▸ WHAT IS BEING ASKED
A verbatim copy of every record is needed.

[Extracted records]
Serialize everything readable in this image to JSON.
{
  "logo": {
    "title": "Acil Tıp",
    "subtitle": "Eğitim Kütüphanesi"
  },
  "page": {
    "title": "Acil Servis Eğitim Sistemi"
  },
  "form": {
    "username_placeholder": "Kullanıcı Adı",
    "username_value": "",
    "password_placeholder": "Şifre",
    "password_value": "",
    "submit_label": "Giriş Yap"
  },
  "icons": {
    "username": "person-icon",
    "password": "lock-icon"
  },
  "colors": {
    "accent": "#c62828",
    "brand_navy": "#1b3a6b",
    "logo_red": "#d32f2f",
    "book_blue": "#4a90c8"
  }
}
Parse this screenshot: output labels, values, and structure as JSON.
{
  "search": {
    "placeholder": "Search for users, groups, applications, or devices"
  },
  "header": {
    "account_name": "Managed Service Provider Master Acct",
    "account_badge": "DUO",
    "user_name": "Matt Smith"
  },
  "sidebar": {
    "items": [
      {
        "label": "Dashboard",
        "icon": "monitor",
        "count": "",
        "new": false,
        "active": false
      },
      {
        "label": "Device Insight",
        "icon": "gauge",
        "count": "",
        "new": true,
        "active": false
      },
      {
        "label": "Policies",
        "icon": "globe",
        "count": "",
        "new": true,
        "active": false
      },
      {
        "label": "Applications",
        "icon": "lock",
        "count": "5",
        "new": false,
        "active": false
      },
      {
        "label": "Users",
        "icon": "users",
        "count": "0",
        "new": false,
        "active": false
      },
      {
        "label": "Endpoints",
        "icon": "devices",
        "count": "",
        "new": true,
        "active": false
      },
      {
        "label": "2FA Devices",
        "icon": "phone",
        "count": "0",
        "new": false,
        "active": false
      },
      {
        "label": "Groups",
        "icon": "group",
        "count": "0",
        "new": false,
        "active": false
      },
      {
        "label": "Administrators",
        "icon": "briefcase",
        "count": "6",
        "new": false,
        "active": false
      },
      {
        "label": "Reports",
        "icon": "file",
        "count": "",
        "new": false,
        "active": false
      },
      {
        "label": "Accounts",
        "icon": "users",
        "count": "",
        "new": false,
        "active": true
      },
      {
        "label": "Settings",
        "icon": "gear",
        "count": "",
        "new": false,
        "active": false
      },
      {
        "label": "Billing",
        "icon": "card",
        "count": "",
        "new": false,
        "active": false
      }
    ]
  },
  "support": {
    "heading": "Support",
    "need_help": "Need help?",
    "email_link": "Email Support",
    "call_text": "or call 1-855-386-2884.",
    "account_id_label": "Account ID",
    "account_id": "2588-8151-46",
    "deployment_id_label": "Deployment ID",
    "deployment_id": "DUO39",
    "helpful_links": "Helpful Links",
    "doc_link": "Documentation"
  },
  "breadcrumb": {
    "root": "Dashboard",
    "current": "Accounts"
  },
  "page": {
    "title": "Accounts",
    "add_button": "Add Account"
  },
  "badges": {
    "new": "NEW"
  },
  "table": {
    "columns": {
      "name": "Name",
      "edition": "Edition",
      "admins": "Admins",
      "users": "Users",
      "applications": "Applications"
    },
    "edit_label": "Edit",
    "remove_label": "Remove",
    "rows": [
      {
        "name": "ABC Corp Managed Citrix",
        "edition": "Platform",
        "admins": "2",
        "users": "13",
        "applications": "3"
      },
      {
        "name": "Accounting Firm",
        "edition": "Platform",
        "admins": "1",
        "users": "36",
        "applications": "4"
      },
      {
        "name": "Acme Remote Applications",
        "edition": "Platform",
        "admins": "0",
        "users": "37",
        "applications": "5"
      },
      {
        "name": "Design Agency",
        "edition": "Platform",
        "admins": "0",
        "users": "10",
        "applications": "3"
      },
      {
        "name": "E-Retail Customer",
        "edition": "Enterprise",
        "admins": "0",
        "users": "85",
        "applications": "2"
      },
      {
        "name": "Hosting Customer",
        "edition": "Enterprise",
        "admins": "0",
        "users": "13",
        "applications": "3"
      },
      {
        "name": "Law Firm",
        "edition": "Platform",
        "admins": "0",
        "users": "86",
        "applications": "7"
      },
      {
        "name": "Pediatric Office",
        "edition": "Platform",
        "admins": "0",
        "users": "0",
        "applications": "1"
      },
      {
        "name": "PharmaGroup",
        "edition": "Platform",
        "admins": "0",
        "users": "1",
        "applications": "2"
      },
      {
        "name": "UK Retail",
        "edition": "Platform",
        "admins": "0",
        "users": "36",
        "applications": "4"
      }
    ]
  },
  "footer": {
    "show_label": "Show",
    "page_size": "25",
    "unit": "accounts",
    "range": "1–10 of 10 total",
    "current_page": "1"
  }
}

▸ RESPONSE TO THE TASK
Serialize everything readable in this image to JSON.
{
  "logo": {
    "title": "Acil Tıp",
    "subtitle": "Eğitim Kütüphanesi"
  },
  "page": {
    "title": "Acil Servis Eğitim Sistemi"
  },
  "form": {
    "username_placeholder": "Kullanıcı Adı",
    "username_value": "",
    "password_placeholder": "Şifre",
    "password_value": "",
    "submit_label": "Giriş Yap"
  },
  "icons": {
    "username": "person-icon",
    "password": "lock-icon"
  },
  "colors": {
    "accent": "#c62828",
    "brand_navy": "#1b3a6b",
    "logo_red": "#d32f2f",
    "book_blue": "#4a90c8"
  }
}
Parse this screenshot: output labels, values, and structure as JSON.
{
  "search": {
    "placeholder": "Search for users, groups, applications, or devices"
  },
  "header": {
    "account_name": "Managed Service Provider Master Acct",
    "account_badge": "DUO",
    "user_name": "Matt Smith"
  },
  "sidebar": {
    "items": [
      {
        "label": "Dashboard",
        "icon": "monitor",
        "count": "",
        "new": false,
        "active": false
      },
      {
        "label": "Device Insight",
        "icon": "gauge",
        "count": "",
        "new": true,
        "active": false
      },
      {
        "label": "Policies",
        "icon": "globe",
        "count": "",
        "new": true,
        "active": false
      },
      {
        "label": "Applications",
        "icon": "lock",
        "count": "5",
        "new": false,
        "active": false
      },
      {
        "label": "Users",
        "icon": "users",
        "count": "0",
        "new": false,
        "active": false
      },
      {
        "label": "Endpoints",
        "icon": "devices",
        "count": "",
        "new": true,
        "active": false
      },
      {
        "label": "2FA Devices",
        "icon": "phone",
        "count": "0",
        "new": false,
        "active": false
      },
      {
        "label": "Groups",
        "icon": "group",
        "count": "0",
        "new": false,
        "active": false
      },
      {
        "label": "Administrators",
        "icon": "briefcase",
        "count": "6",
        "new": false,
        "active": false
      },
      {
        "label": "Reports",
        "icon": "file",
        "count": "",
        "new": false,
        "active": false
      },
      {
        "label": "Accounts",
        "icon": "users",
        "count": "",
        "new": false,
        "active": true
      },
      {
        "label": "Settings",
        "icon": "gear",
        "count": "",
        "new": false,
        "active": false
      },
      {
        "label": "Billing",
        "icon": "card",
        "count": "",
        "new": false,
        "active": false
      }
    ]
  },
  "support": {
    "heading": "Support",
    "need_help": "Need help?",
    "email_link": "Email Support",
    "call_text": "or call 1-855-386-2884.",
    "account_id_label": "Account ID",
    "account_id": "2588-8151-46",
    "deployment_id_label": "Deployment ID",
    "deployment_id": "DUO39",
    "helpful_links": "Helpful Links",
    "doc_link": "Documentation"
  },
  "breadcrumb": {
    "root": "Dashboard",
    "current": "Accounts"
  },
  "page": {
    "title": "Accounts",
    "add_button": "Add Account"
  },
  "badges": {
    "new": "NEW"
  },
  "table": {
    "columns": {
      "name": "Name",
      "edition": "Edition",
      "admins": "Admins",
      "users": "Users",
      "applications": "Applications"
    },
    "edit_label": "Edit",
    "remove_label": "Remove",
    "rows": [
      {
        "name": "ABC Corp Managed Citrix",
        "edition": "Platform",
        "admins": "2",
        "users": "13",
        "applications": "3"
      },
      {
        "name": "Accounting Firm",
        "edition": "Platform",
        "admins": "1",
        "users": "36",
        "applications": "4"
      },
      {
        "name": "Acme Remote Applications",
        "edition": "Platform",
        "admins": "0",
        "users": "37",
        "applications": "5"
      },
      {
        "name": "Design Agency",
        "edition": "Platform",
        "admins": "0",
        "users": "10",
        "applications": "3"
      },
      {
        "name": "E-Retail Customer",
        "edition": "Enterprise",
        "admins": "0",
        "users": "85",
        "applications": "2"
      },
      {
        "name": "Hosting Customer",
        "edition": "Enterprise",
        "admins": "0",
        "users": "13",
        "applications": "3"
      },
      {
        "name": "Law Firm",
        "edition": "Platform",
        "admins": "0",
        "users": "86",
        "applications": "7"
      },
      {
        "name": "Pediatric Office",
        "edition": "Platform",
        "admins": "0",
        "users": "0",
        "applications": "1"
      },
      {
        "name": "PharmaGroup",
        "edition": "Platform",
        "admins": "0",
        "users": "1",
        "applications": "2"
      },
      {
        "name": "UK Retail",
        "edition": "Platform",
        "admins": "0",
        "users": "36",
        "applications": "4"
      }
    ]
  },
  "footer": {
    "show_label": "Show",
    "page_size": "25",
    "unit": "accounts",
    "range": "1–10 of 10 total",
    "current_page": "1"
  }
}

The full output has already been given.